One of the more bizarre business relationships in the US is between Amazon and UPS.
UPS’s brown trucks have ruled the streets for decades, but did you know Amazon is both its biggest rival and its biggest customer?
It goes back to 2013, when the UPS shipping network was down, which resulted in millions of items not arriving in time for Christmas.
To appease irate customers, Amazon issued gift cards and refunds — and quickly built out a home delivery network to reduce its reliance on UPS.
The high-stakes competition is yet another striking example of how West Coast tech titans are disrupting traditional industries and putting pressure on old-economy stalwarts to reinvent themselves or risk being left in the dust.
The outcome of the battle could have a significant impact on how consumers shop, how quickly they receive their packages, and how much they pay to have goods delivered.
UPS’s 534,000 employees, including an estimated 15,000 in metro Atlanta, are also in jeopardy, as are lucrative UPS union jobs that pay drivers nearly $40 an hour.
Amazon’s warehouses, planes, and trucks aren’t the only ones causing havoc.
The e-commerce giant has also popularized the concept of “free shipping,” which poses a potentially existential threat to UPS, which has long been compensated handsomely for delivering goods to stores, offices, and homes.
In 2021, Amazon delivered more than 5 billion packages in the United States, while UPS delivered approximately 5.5 billion packages in the United States.
Amazon’s figures are imprecise because the company does not share all of its shipping data.
Amazon has mentioned that it will overtake UPS this year, and it is not alone in this prediction, despite the fact that UPS has a more extensive air and ground network than it has built up over a century.
Marc Wulfraat, president of logistics consulting firm MWPVL International, believes Amazon will surpass UPS in U.S. package volume in 2022 — and in five years have a logistics network large enough that it won’t need to rely on UPS or the U.S. Postal Service.
Despite the competitive threat, UPS’s revenue and profit have continued to grow.

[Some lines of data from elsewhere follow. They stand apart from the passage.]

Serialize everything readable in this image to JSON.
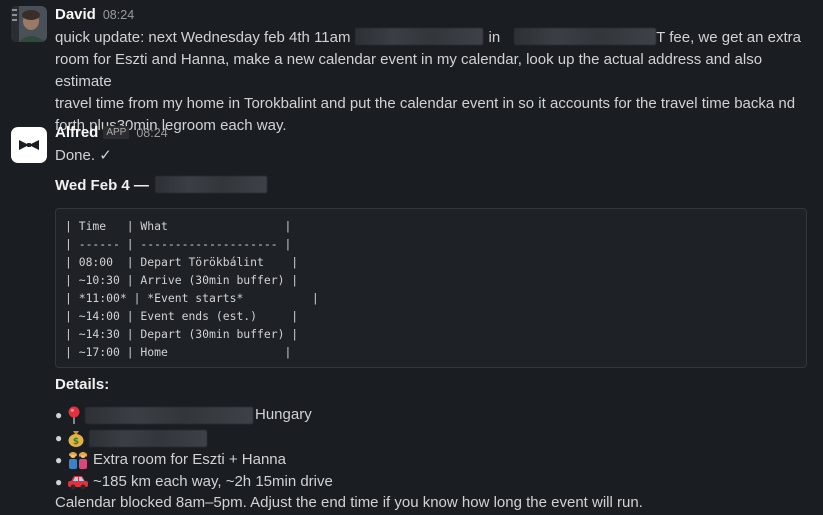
{
  "messages": [
    {
      "sender": "David",
      "time": "08:24",
      "text_part1": "quick update: next Wednesday feb 4th 11am",
      "text_part2": "in",
      "text_part3": "T fee, we get an extra",
      "text_line2": "room for Eszti and Hanna, make a new calendar event in my calendar, look up the actual address and also estimate",
      "text_line3": "travel time from my home in Torokbalint and put the calendar event in so it accounts for the travel time backa nd",
      "text_line4": "forth plus30min legroom each way."
    },
    {
      "sender": "Alfred",
      "badge": "APP",
      "time": "08:24",
      "done": "Done. ✓",
      "date_heading": "Wed Feb 4 —",
      "schedule": [
        "| Time   | What                 |",
        "| ------ | -------------------- |",
        "| 08:00  | Depart Törökbálint    |",
        "| ~10:30 | Arrive (30min buffer) |",
        "| *11:00* | *Event starts*          |",
        "| ~14:00 | Event ends (est.)     |",
        "| ~14:30 | Depart (30min buffer) |",
        "| ~17:00 | Home                 |"
      ],
      "details_heading": "Details:",
      "details": {
        "location_suffix": "Hungary",
        "room_text": "Extra room for Eszti + Hanna",
        "drive_text": "~185 km each way, ~2h 15min drive"
      },
      "footer": "Calendar blocked 8am–5pm. Adjust the end time if you know how long the event will run."
    }
  ],
  "icons": {
    "location": "round-pushpin-icon",
    "money": "money-bag-icon",
    "people": "family-icon",
    "car": "car-icon"
  },
  "colors": {
    "background": "#1a1d21",
    "text": "#d1d2d3",
    "name": "#f8f8f8",
    "code_bg": "#1e2125"
  }
}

This is because the number of packages is increasing in tandem with the overall increase in e-commerce.
During the pandemic, that surge has accelerated, with consumers ordering anything and everything to be delivered right to their doorsteps.
UPS’s revenue has increased by two-thirds since 2014, including a 15 percent increase last year.

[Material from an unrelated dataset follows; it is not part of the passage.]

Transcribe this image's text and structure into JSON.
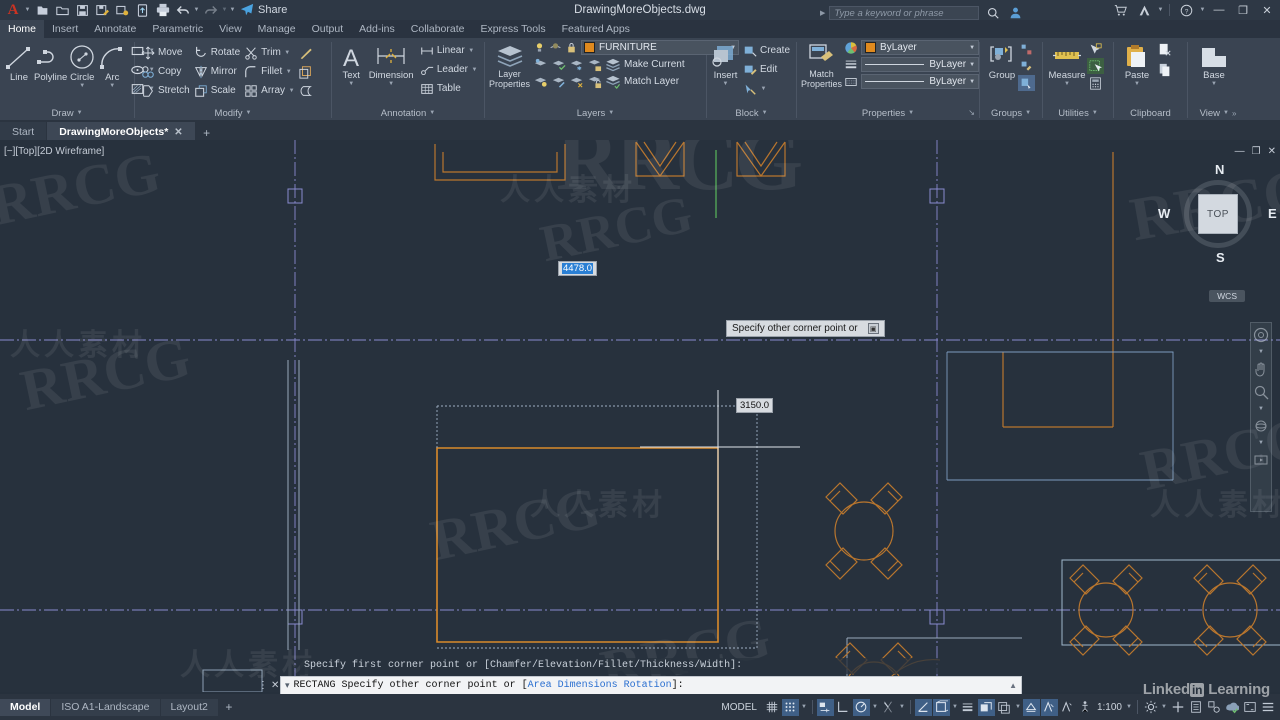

This year, it expects revenue to exceed $100 billion for the first time in its history. While volatile, its profit margins have remained generally strong.

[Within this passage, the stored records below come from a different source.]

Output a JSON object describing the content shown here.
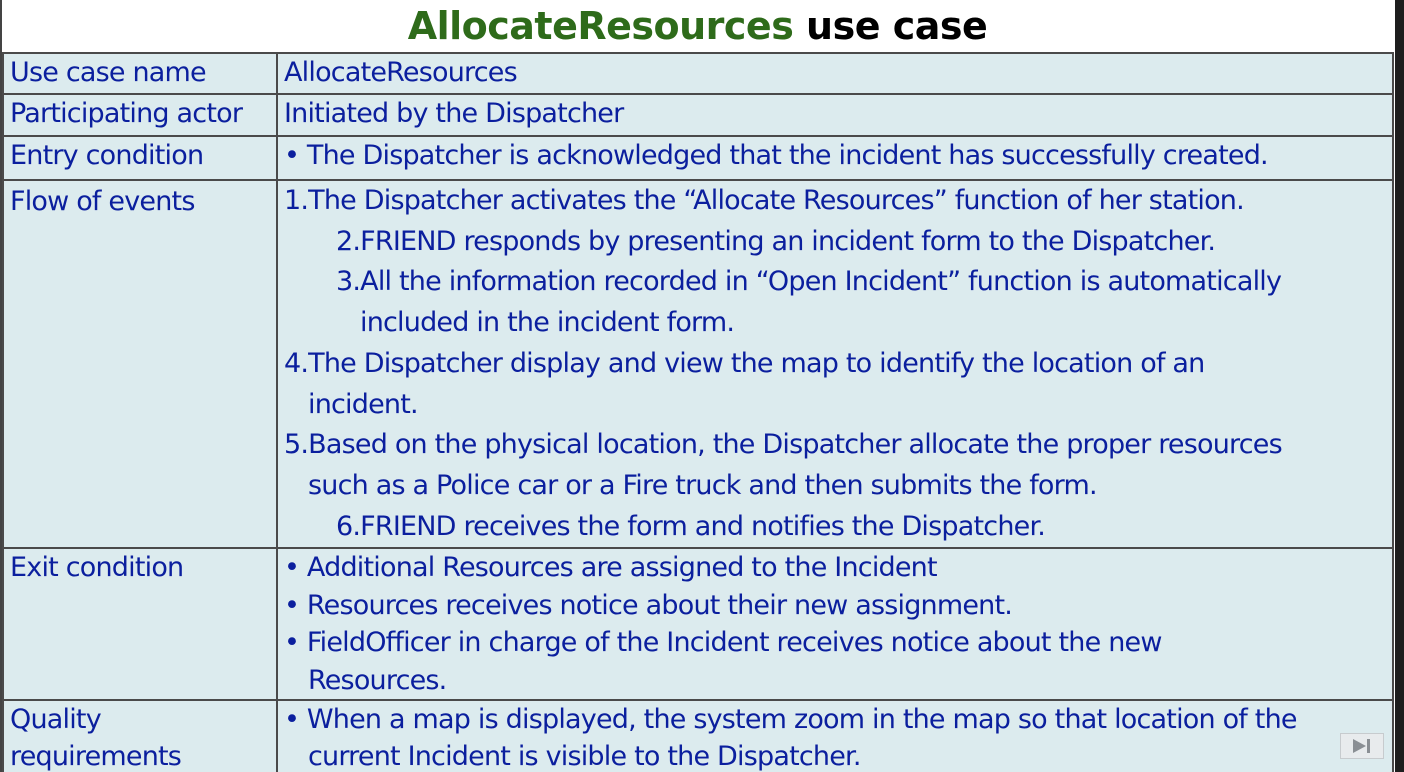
{
  "title": {
    "highlight": "AllocateResources",
    "rest": " use case"
  },
  "rows": {
    "name": {
      "label": "Use case name",
      "value": "AllocateResources"
    },
    "actor": {
      "label": "Participating actor",
      "value": "Initiated by the Dispatcher"
    },
    "entry": {
      "label": "Entry condition",
      "value": "• The Dispatcher is acknowledged that the incident has successfully created."
    },
    "flow": {
      "label": "Flow of events",
      "lines": [
        "1.The Dispatcher activates the “Allocate Resources” function of her station.",
        "2.FRIEND responds by presenting an incident form to the Dispatcher.",
        "3.All the information recorded in “Open Incident” function is automatically",
        "included in the incident form.",
        "4.The Dispatcher display and view the map to identify the location of an",
        "incident.",
        "5.Based on the physical location,  the Dispatcher allocate the proper resources",
        "such as a Police car or a Fire truck and then submits the form.",
        "6.FRIEND receives the form and notifies the Dispatcher."
      ]
    },
    "exit": {
      "label": "Exit condition",
      "lines": [
        "• Additional Resources are assigned to the Incident",
        "• Resources receives notice about their new assignment.",
        "• FieldOfficer in charge of the Incident receives notice about the new",
        "Resources."
      ]
    },
    "quality": {
      "label_lines": [
        "Quality",
        "requirements"
      ],
      "lines": [
        "• When a map is displayed, the system zoom in the map so that location of the",
        "current Incident is visible to the Dispatcher."
      ]
    }
  },
  "nav": {
    "icon": "play-next-icon"
  },
  "colors": {
    "title_green": "#2e6b1a",
    "text_blue": "#0b1f9e",
    "cell_bg": "#dcebee",
    "border": "#4a4a4a"
  }
}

Unlike FedEx, which cut ties with Amazon a few years ago, UPS stays to treat Amazon as a customer, not just a competitor. Amazon and its affiliates signified about 11.7% of UPS revenue last year, more than any other retailer.
UPS Chief Executive Carol Tomé said: “We have a great relationship with Amazon. And we have mutually agreed about the volume that we should take and the volume that they should keep that works best for both companies
Source: The Atlanta Journal-Constitution